WHAT IS REQUIRED — If a line in the records below includes the word "temperature", count it, then give the total and nothing else.

RECORDS FOR PROCESSING —
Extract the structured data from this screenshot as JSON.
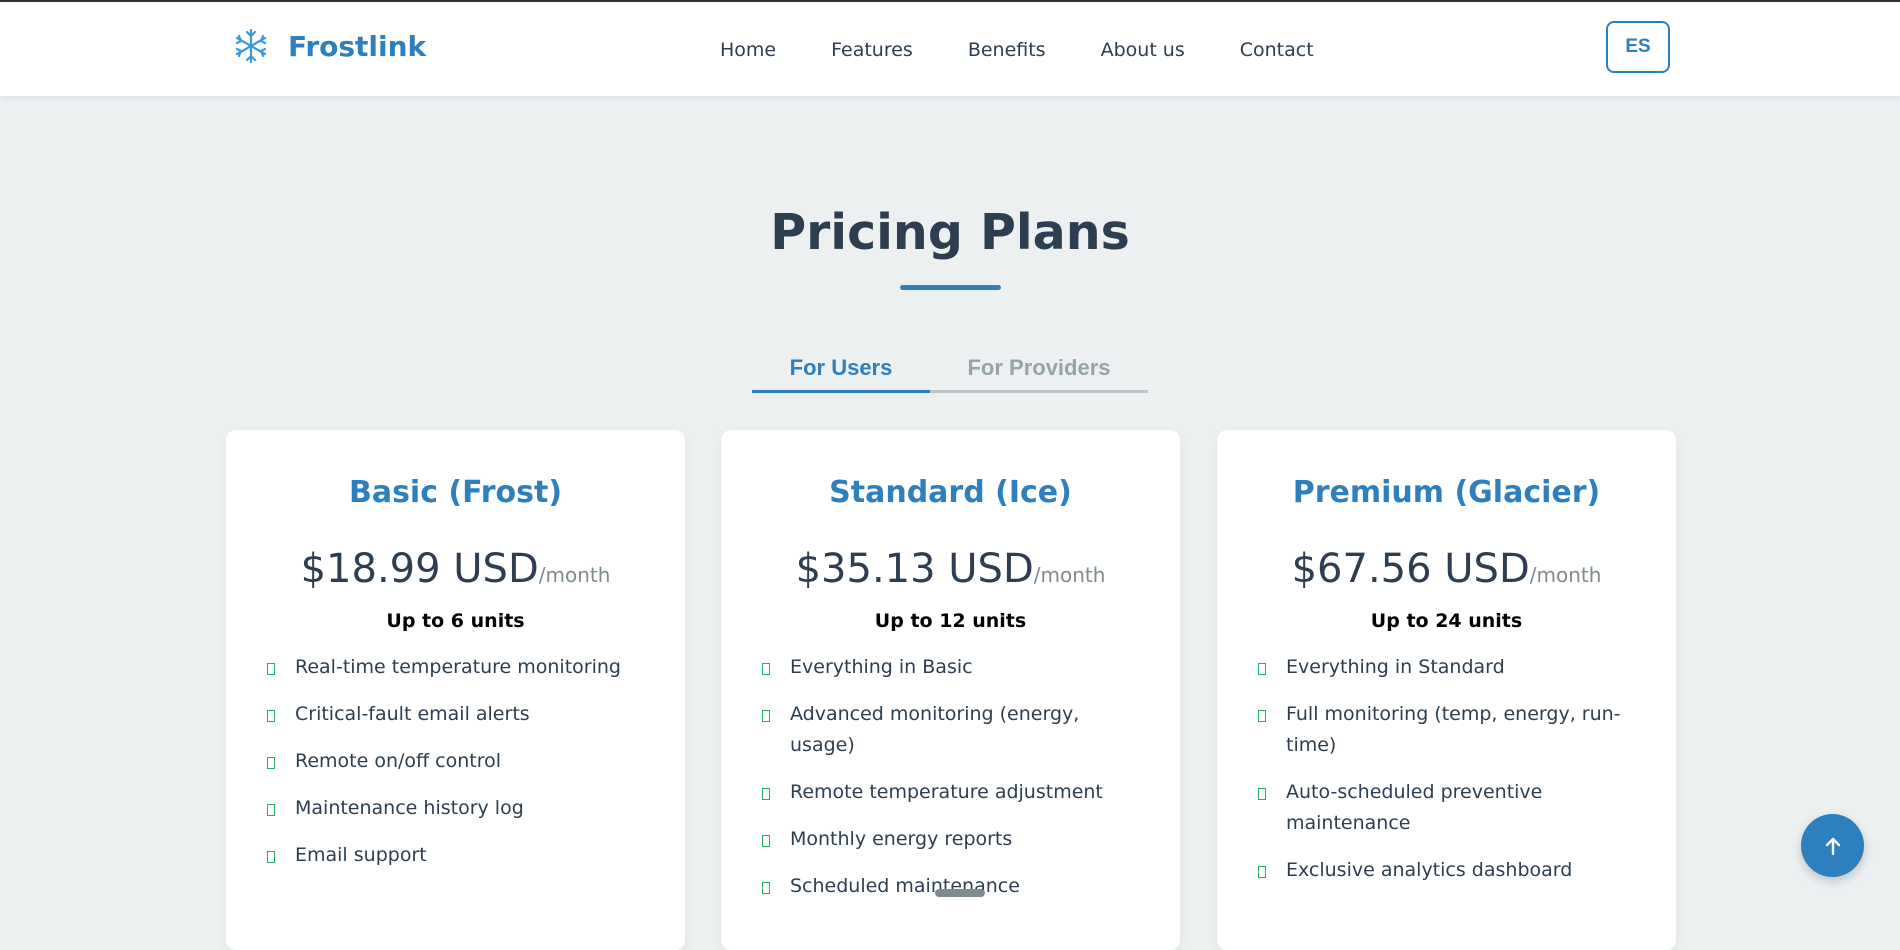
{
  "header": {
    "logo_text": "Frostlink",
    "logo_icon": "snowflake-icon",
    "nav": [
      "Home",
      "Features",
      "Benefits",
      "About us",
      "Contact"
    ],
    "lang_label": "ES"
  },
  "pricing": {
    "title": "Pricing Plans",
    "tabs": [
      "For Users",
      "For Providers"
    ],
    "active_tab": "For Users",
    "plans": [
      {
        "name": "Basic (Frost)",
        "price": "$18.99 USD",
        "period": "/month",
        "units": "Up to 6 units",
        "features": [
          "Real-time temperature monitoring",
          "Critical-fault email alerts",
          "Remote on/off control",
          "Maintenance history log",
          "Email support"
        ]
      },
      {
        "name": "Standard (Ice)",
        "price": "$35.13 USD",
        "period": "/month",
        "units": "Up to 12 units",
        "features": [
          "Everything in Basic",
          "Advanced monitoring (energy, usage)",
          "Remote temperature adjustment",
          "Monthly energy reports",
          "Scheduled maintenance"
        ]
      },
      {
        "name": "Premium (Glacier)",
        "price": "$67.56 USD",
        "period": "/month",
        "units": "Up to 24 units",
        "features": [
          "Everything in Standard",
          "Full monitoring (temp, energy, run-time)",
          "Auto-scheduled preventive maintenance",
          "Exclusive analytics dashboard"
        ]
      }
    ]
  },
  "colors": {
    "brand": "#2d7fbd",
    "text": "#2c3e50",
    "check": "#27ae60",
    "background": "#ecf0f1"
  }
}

TASK ANSWER — 2